Even though I spend plenty of hours in September putting up homegrown food, much of the garden will offer portions suitable for fresh meals. Broccoli and even asparagus are still putting out a handful or two of new shoots at a time. Corn and snap beans just passed their peak but will continue to give up enough for immediate use. Cherry tomato and basil plants will keep reminding me of summer even as the days shorten and cool. So I’m taking a break from sharing canning recipes this month to pass on some of my favorite ways to savor the flavors of fall.
Read more about the flavors of fall

Garden-Fresh Favorites

When summer hits and the garden is in full swing, I spend a lot of time processing its bounty to enjoy later. But the greatest joy of growing your own garden is immediately eating the sun-warmed peppers, crisp snap beans, and brilliant orange carrots you’ve produced. No matter how well you preserve a fruit or vegetable, it’s still a substitute for fresh-from-the-plant flavor.
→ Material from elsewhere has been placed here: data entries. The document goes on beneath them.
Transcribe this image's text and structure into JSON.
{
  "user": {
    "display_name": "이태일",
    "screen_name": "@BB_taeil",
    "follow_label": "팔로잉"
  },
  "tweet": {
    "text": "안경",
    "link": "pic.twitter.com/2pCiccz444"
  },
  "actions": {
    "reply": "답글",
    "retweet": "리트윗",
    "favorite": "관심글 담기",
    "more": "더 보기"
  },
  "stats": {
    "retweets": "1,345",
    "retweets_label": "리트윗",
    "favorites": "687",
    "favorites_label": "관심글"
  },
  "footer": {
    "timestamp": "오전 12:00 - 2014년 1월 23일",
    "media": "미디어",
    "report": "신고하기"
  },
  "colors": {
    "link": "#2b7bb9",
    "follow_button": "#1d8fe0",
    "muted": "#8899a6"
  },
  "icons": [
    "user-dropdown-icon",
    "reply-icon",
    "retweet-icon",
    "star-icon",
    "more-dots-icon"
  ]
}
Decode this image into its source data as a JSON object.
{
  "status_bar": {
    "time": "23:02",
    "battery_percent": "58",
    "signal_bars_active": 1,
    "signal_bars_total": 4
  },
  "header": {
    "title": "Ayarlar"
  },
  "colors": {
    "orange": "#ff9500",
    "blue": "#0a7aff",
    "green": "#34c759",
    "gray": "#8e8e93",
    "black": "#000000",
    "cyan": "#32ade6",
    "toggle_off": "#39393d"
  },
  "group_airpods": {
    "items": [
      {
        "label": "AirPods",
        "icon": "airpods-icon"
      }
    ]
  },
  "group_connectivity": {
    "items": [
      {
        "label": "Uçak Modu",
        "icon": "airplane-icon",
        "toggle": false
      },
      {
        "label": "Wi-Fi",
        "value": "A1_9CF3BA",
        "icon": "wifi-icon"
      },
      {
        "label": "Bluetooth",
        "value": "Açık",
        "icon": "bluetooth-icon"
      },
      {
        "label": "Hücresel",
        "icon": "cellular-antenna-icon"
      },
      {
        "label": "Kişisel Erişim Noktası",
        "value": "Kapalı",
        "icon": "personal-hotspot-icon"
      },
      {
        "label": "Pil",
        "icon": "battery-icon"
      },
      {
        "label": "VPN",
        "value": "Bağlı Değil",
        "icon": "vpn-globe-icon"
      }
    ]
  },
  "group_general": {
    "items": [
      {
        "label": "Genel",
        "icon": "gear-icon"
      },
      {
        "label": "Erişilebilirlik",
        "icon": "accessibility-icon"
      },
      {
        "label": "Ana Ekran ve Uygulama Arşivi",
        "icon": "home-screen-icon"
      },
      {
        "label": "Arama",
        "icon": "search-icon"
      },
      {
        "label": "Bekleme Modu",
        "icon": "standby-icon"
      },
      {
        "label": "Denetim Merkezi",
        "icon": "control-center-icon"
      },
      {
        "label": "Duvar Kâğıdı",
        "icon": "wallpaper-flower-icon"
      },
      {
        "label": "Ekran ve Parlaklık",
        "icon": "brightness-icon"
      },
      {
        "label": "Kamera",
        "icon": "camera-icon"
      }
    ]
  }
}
Twice as Tasty made the front page of The Daily Inter Lake’s Montana Life section this week. The delicious photos and story by Brenda Ahearn focus on a recent workshop on Indian spices.

Fortunately, eating freshly harvested produce is easy. A walk through the garden has you snapping off a peapod here, grabbing a cherry tomato there, and collecting a handful of raspberries that you pop straight into your mouth. But grazing is just the beginning. This blog already offers some of my favorite fresh recipes for asparagus, corn, and zucchini and tomatoes. The key to making these fresh-tasting dishes is knowing when and how to pluck the choicest edibles.
Read more about enjoying garden-fresh favorites